Material to process »
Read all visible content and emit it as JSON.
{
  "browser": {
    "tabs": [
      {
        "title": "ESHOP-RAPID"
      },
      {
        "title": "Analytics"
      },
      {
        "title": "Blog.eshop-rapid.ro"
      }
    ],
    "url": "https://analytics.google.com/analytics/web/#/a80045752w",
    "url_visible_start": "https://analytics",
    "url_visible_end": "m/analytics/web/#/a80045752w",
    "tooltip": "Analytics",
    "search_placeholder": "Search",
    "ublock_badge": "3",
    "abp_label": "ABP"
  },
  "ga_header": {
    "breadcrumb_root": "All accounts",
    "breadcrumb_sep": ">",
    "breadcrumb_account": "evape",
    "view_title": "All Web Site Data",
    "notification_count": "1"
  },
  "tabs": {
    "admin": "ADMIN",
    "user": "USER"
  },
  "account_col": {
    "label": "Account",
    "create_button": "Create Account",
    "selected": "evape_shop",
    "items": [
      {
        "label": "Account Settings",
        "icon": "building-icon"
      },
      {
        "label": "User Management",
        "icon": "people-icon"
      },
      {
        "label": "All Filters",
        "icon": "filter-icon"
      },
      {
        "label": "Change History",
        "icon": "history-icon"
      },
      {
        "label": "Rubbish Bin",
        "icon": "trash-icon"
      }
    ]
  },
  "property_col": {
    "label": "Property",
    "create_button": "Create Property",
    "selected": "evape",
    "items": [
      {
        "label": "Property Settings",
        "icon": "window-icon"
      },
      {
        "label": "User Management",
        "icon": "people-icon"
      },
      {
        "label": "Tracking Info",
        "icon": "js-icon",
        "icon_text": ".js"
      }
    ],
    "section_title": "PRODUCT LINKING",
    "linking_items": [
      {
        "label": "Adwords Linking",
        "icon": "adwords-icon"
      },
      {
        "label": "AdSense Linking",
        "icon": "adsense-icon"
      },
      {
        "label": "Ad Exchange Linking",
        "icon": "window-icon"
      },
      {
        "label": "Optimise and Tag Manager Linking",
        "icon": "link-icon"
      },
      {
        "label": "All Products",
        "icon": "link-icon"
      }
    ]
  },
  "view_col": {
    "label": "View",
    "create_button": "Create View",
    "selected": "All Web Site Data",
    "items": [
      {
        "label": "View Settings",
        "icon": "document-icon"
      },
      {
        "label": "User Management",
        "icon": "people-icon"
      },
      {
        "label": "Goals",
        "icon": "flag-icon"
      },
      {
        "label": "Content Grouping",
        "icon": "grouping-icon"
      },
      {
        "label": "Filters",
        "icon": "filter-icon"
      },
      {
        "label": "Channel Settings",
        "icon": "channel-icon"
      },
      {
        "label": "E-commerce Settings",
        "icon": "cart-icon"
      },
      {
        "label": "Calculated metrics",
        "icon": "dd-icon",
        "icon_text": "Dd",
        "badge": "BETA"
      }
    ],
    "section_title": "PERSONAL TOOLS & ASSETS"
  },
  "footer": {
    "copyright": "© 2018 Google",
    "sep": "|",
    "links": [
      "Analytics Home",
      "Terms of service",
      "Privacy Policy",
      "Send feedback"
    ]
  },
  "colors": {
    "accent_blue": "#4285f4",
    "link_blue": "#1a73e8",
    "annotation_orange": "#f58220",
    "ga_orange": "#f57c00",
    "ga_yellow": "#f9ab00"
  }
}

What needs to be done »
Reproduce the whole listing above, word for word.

Written solution »
Read all visible content and emit it as JSON.
{
  "browser": {
    "tabs": [
      {
        "title": "ESHOP-RAPID"
      },
      {
        "title": "Analytics"
      },
      {
        "title": "Blog.eshop-rapid.ro"
      }
    ],
    "url": "https://analytics.google.com/analytics/web/#/a80045752w",
    "url_visible_start": "https://analytics",
    "url_visible_end": "m/analytics/web/#/a80045752w",
    "tooltip": "Analytics",
    "search_placeholder": "Search",
    "ublock_badge": "3",
    "abp_label": "ABP"
  },
  "ga_header": {
    "breadcrumb_root": "All accounts",
    "breadcrumb_sep": ">",
    "breadcrumb_account": "evape",
    "view_title": "All Web Site Data",
    "notification_count": "1"
  },
  "tabs": {
    "admin": "ADMIN",
    "user": "USER"
  },
  "account_col": {
    "label": "Account",
    "create_button": "Create Account",
    "selected": "evape_shop",
    "items": [
      {
        "label": "Account Settings",
        "icon": "building-icon"
      },
      {
        "label": "User Management",
        "icon": "people-icon"
      },
      {
        "label": "All Filters",
        "icon": "filter-icon"
      },
      {
        "label": "Change History",
        "icon": "history-icon"
      },
      {
        "label": "Rubbish Bin",
        "icon": "trash-icon"
      }
    ]
  },
  "property_col": {
    "label": "Property",
    "create_button": "Create Property",
    "selected": "evape",
    "items": [
      {
        "label": "Property Settings",
        "icon": "window-icon"
      },
      {
        "label": "User Management",
        "icon": "people-icon"
      },
      {
        "label": "Tracking Info",
        "icon": "js-icon",
        "icon_text": ".js"
      }
    ],
    "section_title": "PRODUCT LINKING",
    "linking_items": [
      {
        "label": "Adwords Linking",
        "icon": "adwords-icon"
      },
      {
        "label": "AdSense Linking",
        "icon": "adsense-icon"
      },
      {
        "label": "Ad Exchange Linking",
        "icon": "window-icon"
      },
      {
        "label": "Optimise and Tag Manager Linking",
        "icon": "link-icon"
      },
      {
        "label": "All Products",
        "icon": "link-icon"
      }
    ]
  },
  "view_col": {
    "label": "View",
    "create_button": "Create View",
    "selected": "All Web Site Data",
    "items": [
      {
        "label": "View Settings",
        "icon": "document-icon"
      },
      {
        "label": "User Management",
        "icon": "people-icon"
      },
      {
        "label": "Goals",
        "icon": "flag-icon"
      },
      {
        "label": "Content Grouping",
        "icon": "grouping-icon"
      },
      {
        "label": "Filters",
        "icon": "filter-icon"
      },
      {
        "label": "Channel Settings",
        "icon": "channel-icon"
      },
      {
        "label": "E-commerce Settings",
        "icon": "cart-icon"
      },
      {
        "label": "Calculated metrics",
        "icon": "dd-icon",
        "icon_text": "Dd",
        "badge": "BETA"
      }
    ],
    "section_title": "PERSONAL TOOLS & ASSETS"
  },
  "footer": {
    "copyright": "© 2018 Google",
    "sep": "|",
    "links": [
      "Analytics Home",
      "Terms of service",
      "Privacy Policy",
      "Send feedback"
    ]
  },
  "colors": {
    "accent_blue": "#4285f4",
    "link_blue": "#1a73e8",
    "annotation_orange": "#f58220",
    "ga_orange": "#f57c00",
    "ga_yellow": "#f9ab00"
  }
}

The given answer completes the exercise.